### What is required
The answer must be the full data, restated word for word, with no pictures in it.

Data extracted from a collection:

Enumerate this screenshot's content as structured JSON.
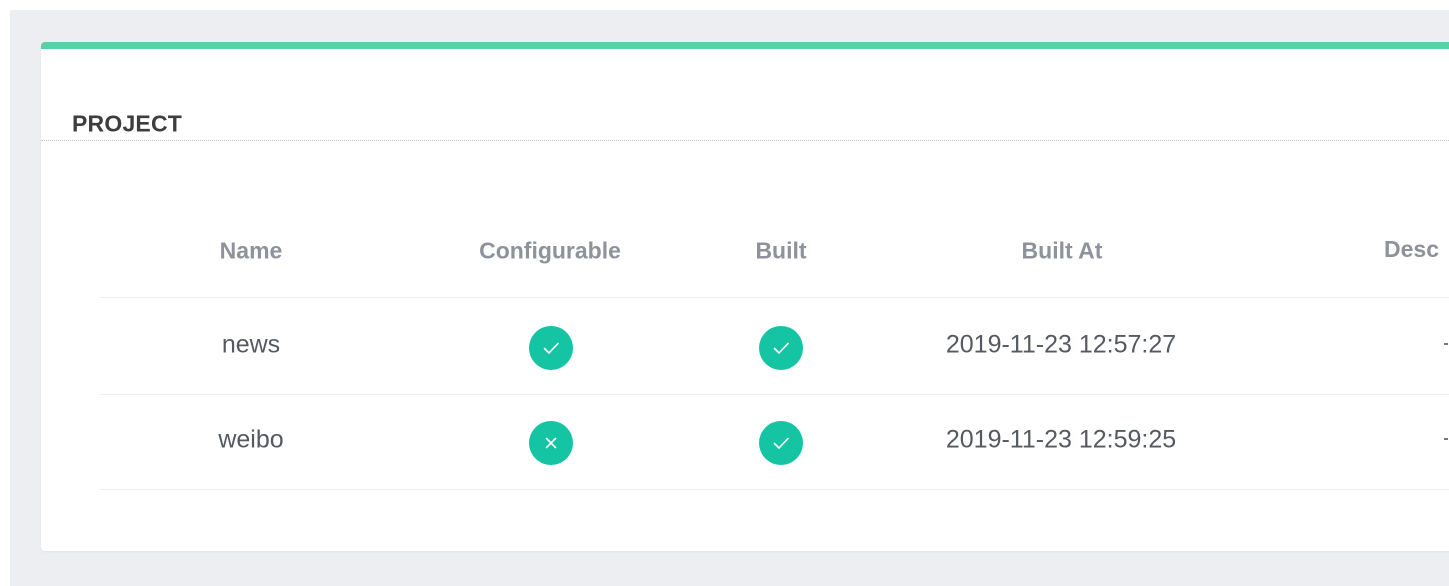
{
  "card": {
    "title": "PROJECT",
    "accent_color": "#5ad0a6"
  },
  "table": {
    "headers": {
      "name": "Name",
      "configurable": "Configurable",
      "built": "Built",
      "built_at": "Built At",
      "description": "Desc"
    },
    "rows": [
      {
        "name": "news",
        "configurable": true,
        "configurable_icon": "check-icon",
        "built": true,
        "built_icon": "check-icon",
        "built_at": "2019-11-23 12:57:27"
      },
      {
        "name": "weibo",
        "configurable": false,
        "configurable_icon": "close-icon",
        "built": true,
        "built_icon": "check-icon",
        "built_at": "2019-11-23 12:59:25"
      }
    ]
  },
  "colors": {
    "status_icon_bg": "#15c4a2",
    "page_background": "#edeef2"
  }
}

### Result
Enumerate this screenshot's content as structured JSON.
{
  "card": {
    "title": "PROJECT",
    "accent_color": "#5ad0a6"
  },
  "table": {
    "headers": {
      "name": "Name",
      "configurable": "Configurable",
      "built": "Built",
      "built_at": "Built At",
      "description": "Desc"
    },
    "rows": [
      {
        "name": "news",
        "configurable": true,
        "configurable_icon": "check-icon",
        "built": true,
        "built_icon": "check-icon",
        "built_at": "2019-11-23 12:57:27"
      },
      {
        "name": "weibo",
        "configurable": false,
        "configurable_icon": "close-icon",
        "built": true,
        "built_icon": "check-icon",
        "built_at": "2019-11-23 12:59:25"
      }
    ]
  },
  "colors": {
    "status_icon_bg": "#15c4a2",
    "page_background": "#edeef2"
  }
}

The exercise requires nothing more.